An Eye on Methane: International Methane Emissions Observatory 2021 Report describes how state actors can take action to curb methane emissions from the fossil fuel industry, and what progress has been made as part of the decarbonization process, particularly in the energy sector.

With climate change intensifying and scientists warning that humanity is running out of time to limit global warming to 1.5°C over pre-industrial levels, 2021 has been a fraught year for the planet.

Tackling methane emissions from fossil fuel operations represents one of the best near-term opportunities for limiting the worse effects of climate change because of its short-lived nature in the atmosphere and the large scope for cost-effective abatement, particularly in the oil and gas sector.

The latest report by the Energy Transitions Commission (ETC), Keeping 1.5°C Alive: Closing the Gap in the 2020s, sets out the key actions necessary in the 2020s to deliver the Paris agreement and limit global warming to 1.5°C.

It has been estimated that rice production accounts for up to 55% of the total greenhouse gas (GHG) emissions budget from agricultural soils.

Agricultural GHG emissions are predominately in the form of CH4, nitrous oxide (N2O), CO2, and black carbon.
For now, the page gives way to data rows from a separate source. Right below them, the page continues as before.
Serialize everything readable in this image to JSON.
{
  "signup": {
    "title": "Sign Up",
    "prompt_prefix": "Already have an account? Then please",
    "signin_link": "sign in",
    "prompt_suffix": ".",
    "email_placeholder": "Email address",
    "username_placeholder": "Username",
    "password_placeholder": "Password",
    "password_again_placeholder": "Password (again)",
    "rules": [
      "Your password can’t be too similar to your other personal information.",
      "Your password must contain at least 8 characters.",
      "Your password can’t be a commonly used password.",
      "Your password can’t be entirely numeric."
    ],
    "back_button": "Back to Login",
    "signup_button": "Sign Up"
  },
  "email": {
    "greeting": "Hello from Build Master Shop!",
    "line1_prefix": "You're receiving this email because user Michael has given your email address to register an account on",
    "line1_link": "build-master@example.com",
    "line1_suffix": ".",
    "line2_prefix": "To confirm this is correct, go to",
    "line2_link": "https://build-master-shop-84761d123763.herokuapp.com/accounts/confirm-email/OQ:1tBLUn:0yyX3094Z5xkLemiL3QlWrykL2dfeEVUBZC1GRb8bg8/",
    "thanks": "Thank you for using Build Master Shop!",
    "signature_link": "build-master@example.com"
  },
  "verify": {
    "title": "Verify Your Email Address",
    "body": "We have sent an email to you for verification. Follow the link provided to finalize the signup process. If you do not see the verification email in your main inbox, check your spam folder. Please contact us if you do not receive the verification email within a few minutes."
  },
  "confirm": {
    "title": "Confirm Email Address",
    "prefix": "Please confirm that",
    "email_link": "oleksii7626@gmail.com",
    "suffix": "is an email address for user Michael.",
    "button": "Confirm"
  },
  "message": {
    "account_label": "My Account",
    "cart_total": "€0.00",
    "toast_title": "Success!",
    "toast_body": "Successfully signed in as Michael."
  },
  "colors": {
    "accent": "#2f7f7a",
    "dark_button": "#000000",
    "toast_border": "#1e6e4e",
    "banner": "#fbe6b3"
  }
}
Methane and black carbon are both SLCPs. Black carbon emissions can be caused by the burning of biomass (such as crop residues) and from incomplete combustion of fossil fuels.
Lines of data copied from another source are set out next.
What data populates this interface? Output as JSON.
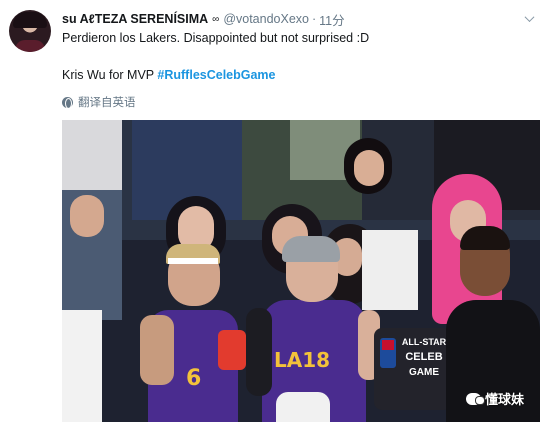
{
  "tweet": {
    "display_name": "su AℓTEZA SERENÍSIMA",
    "badge_icon": "chain-icon",
    "badge_glyph": "∞",
    "handle": "@votandoXexo",
    "separator": "·",
    "time": "11分",
    "text_line1": "Perdieron los Lakers. Disappointed but not surprised :D",
    "text_line2_plain": "Kris Wu for MVP ",
    "hashtag": "#RufflesCelebGame",
    "translate_label": "翻译自英语",
    "translate_icon": "globe-icon",
    "menu_icon": "chevron-down-icon"
  },
  "photo": {
    "jersey_left_number": "6",
    "jersey_right_text": "LA18",
    "sign_lines": [
      "ALL-STAR",
      "CELEB",
      "GAME"
    ],
    "watermark": "懂球妹"
  },
  "colors": {
    "link": "#1b95e0",
    "secondary_text": "#657786",
    "jersey_purple": "#4a2c8f",
    "jersey_gold": "#f3c23a",
    "pink_hair": "#e8468f",
    "arm_band": "#e23b2e"
  }
}
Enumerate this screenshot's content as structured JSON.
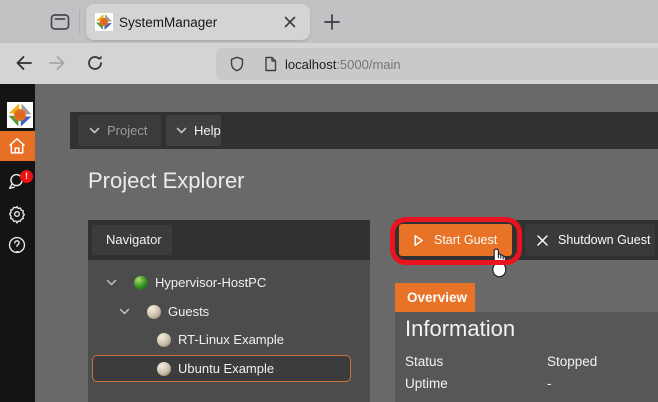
{
  "browser": {
    "tab_title": "SystemManager",
    "url_host": "localhost",
    "url_rest": ":5000/main"
  },
  "app": {
    "menubar": {
      "project": "Project",
      "help": "Help"
    },
    "page_title": "Project Explorer",
    "navigator": {
      "header": "Navigator",
      "tree": [
        {
          "label": "Hypervisor-HostPC",
          "icon": "green-orb",
          "expanded": true
        },
        {
          "label": "Guests",
          "icon": "beige-orb",
          "expanded": true
        },
        {
          "label": "RT-Linux Example",
          "icon": "beige-orb"
        },
        {
          "label": "Ubuntu Example",
          "icon": "beige-orb",
          "selected": true
        }
      ]
    },
    "actions": {
      "start": "Start Guest",
      "shutdown": "Shutdown Guest"
    },
    "tabs": {
      "overview": "Overview"
    },
    "info": {
      "heading": "Information",
      "rows": [
        {
          "label": "Status",
          "value": "Stopped"
        },
        {
          "label": "Uptime",
          "value": "-"
        }
      ]
    },
    "badge": {
      "notifications": "!"
    },
    "colors": {
      "accent": "#e87226",
      "highlight_ring": "#ea1420"
    }
  }
}
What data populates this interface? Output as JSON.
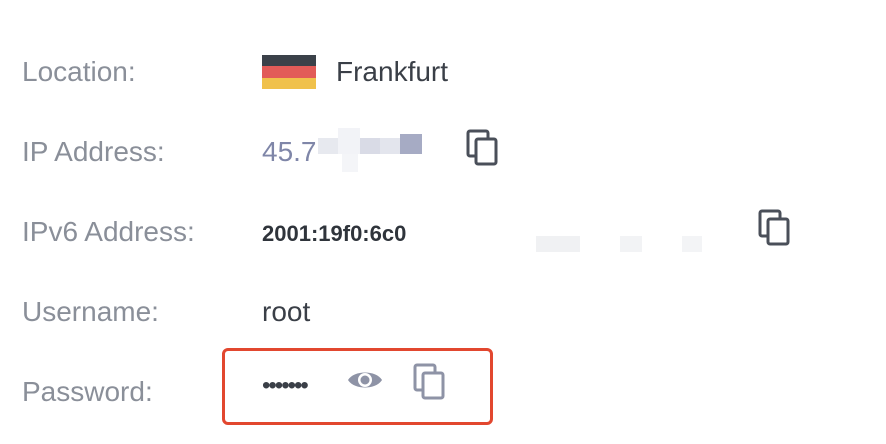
{
  "location": {
    "label": "Location:",
    "value": "Frankfurt",
    "flag_colors": [
      "#3b4149",
      "#e25b58",
      "#f0c14b"
    ]
  },
  "ip": {
    "label": "IP Address:",
    "value_visible": "45.7",
    "icon": "copy-icon"
  },
  "ipv6": {
    "label": "IPv6 Address:",
    "value_visible": "2001:19f0:6c0",
    "icon": "copy-icon"
  },
  "username": {
    "label": "Username:",
    "value": "root"
  },
  "password": {
    "label": "Password:",
    "value_masked": "•••••••",
    "icons": [
      "eye-icon",
      "copy-icon"
    ]
  },
  "colors": {
    "label": "#8a8f99",
    "value": "#3a3f47",
    "ip_value": "#7f86a8",
    "icon": "#8e93a6",
    "icon_dark": "#4a4f59",
    "highlight": "#e2472f"
  }
}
The assessment highlights the critical role that cutting methane emissions, including from the fossil fuel industry, plays in slowing the rate of global warming. Cutting human-caused methane by 45% this decade would keep warming beneath a threshold agreed by world leaders.
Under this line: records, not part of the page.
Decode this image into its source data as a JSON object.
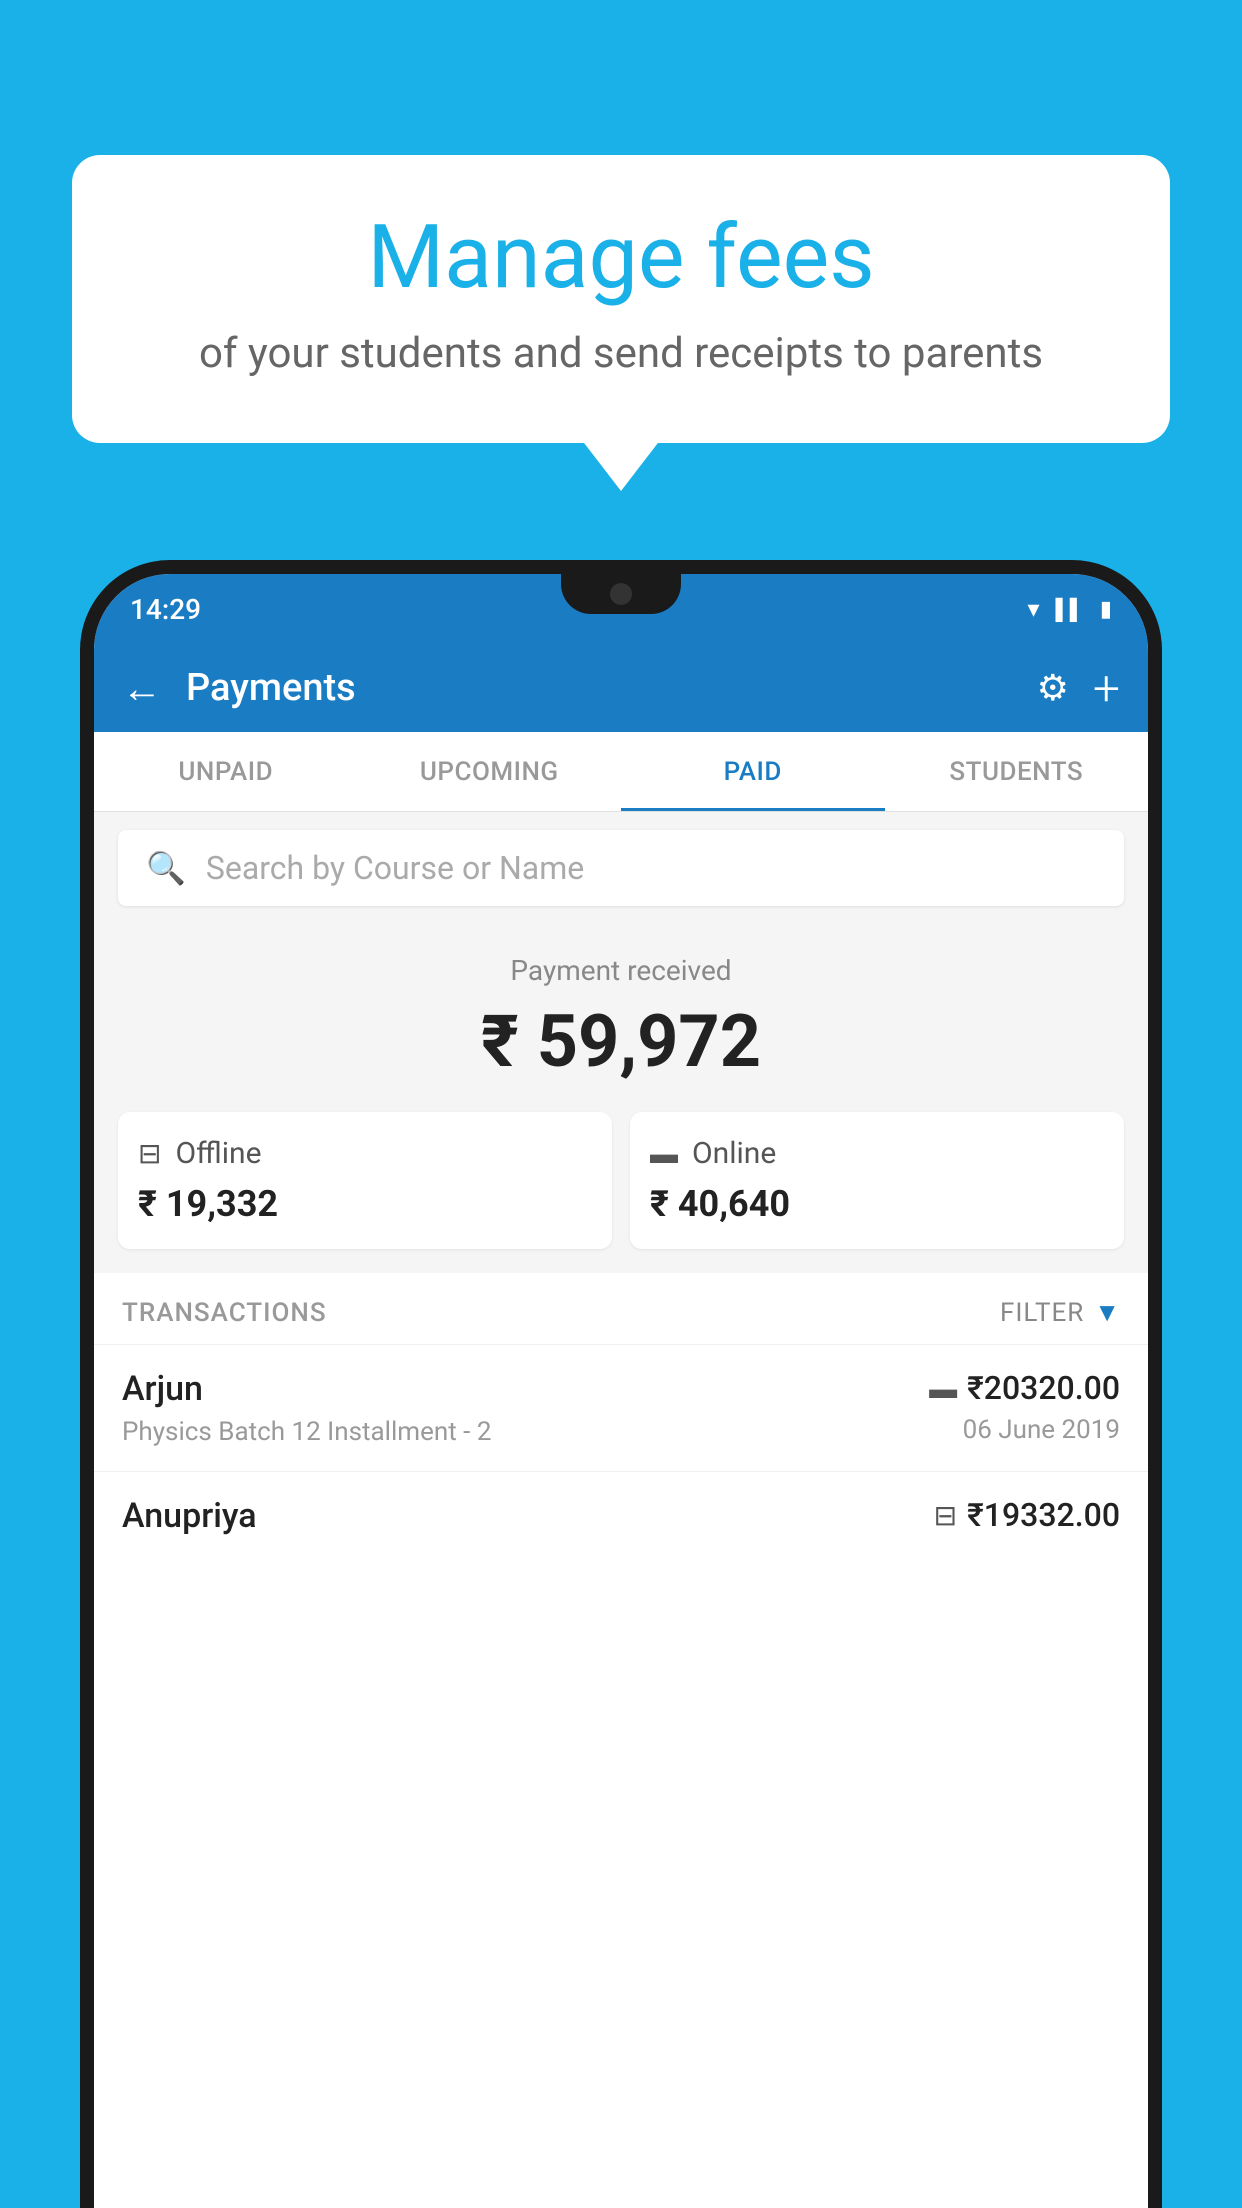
{
  "background_color": "#1ab0e8",
  "speech_bubble": {
    "title": "Manage fees",
    "subtitle": "of your students and send receipts to parents"
  },
  "status_bar": {
    "time": "14:29",
    "wifi_icon": "wifi-icon",
    "signal_icon": "signal-icon",
    "battery_icon": "battery-icon"
  },
  "header": {
    "back_label": "←",
    "title": "Payments",
    "gear_icon": "gear-icon",
    "plus_icon": "plus-icon"
  },
  "tabs": [
    {
      "label": "UNPAID",
      "active": false
    },
    {
      "label": "UPCOMING",
      "active": false
    },
    {
      "label": "PAID",
      "active": true
    },
    {
      "label": "STUDENTS",
      "active": false
    }
  ],
  "search": {
    "placeholder": "Search by Course or Name"
  },
  "payment_summary": {
    "received_label": "Payment received",
    "total_amount": "₹ 59,972",
    "offline": {
      "label": "Offline",
      "amount": "₹ 19,332"
    },
    "online": {
      "label": "Online",
      "amount": "₹ 40,640"
    }
  },
  "transactions": {
    "section_label": "TRANSACTIONS",
    "filter_label": "FILTER",
    "items": [
      {
        "name": "Arjun",
        "description": "Physics Batch 12 Installment - 2",
        "amount": "₹20320.00",
        "date": "06 June 2019",
        "payment_type": "card"
      },
      {
        "name": "Anupriya",
        "description": "",
        "amount": "₹19332.00",
        "date": "",
        "payment_type": "offline"
      }
    ]
  }
}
A frenzy of new mine projects and proposals in some of the world’s gassiest coal seams could emit enough methane to rival the current CO2 emissions from coal plants in the United States, according to new data and modeling from Global Energy Monitor.

Reducing methane emissions from oil and gas operations is among the most cost-effective and impactful actions that governments can take to achieve global climate goals.

Levels of heat-trapping greenhouse gases in the atmosphere have reached another new record high, according to the World Meteorological Organization.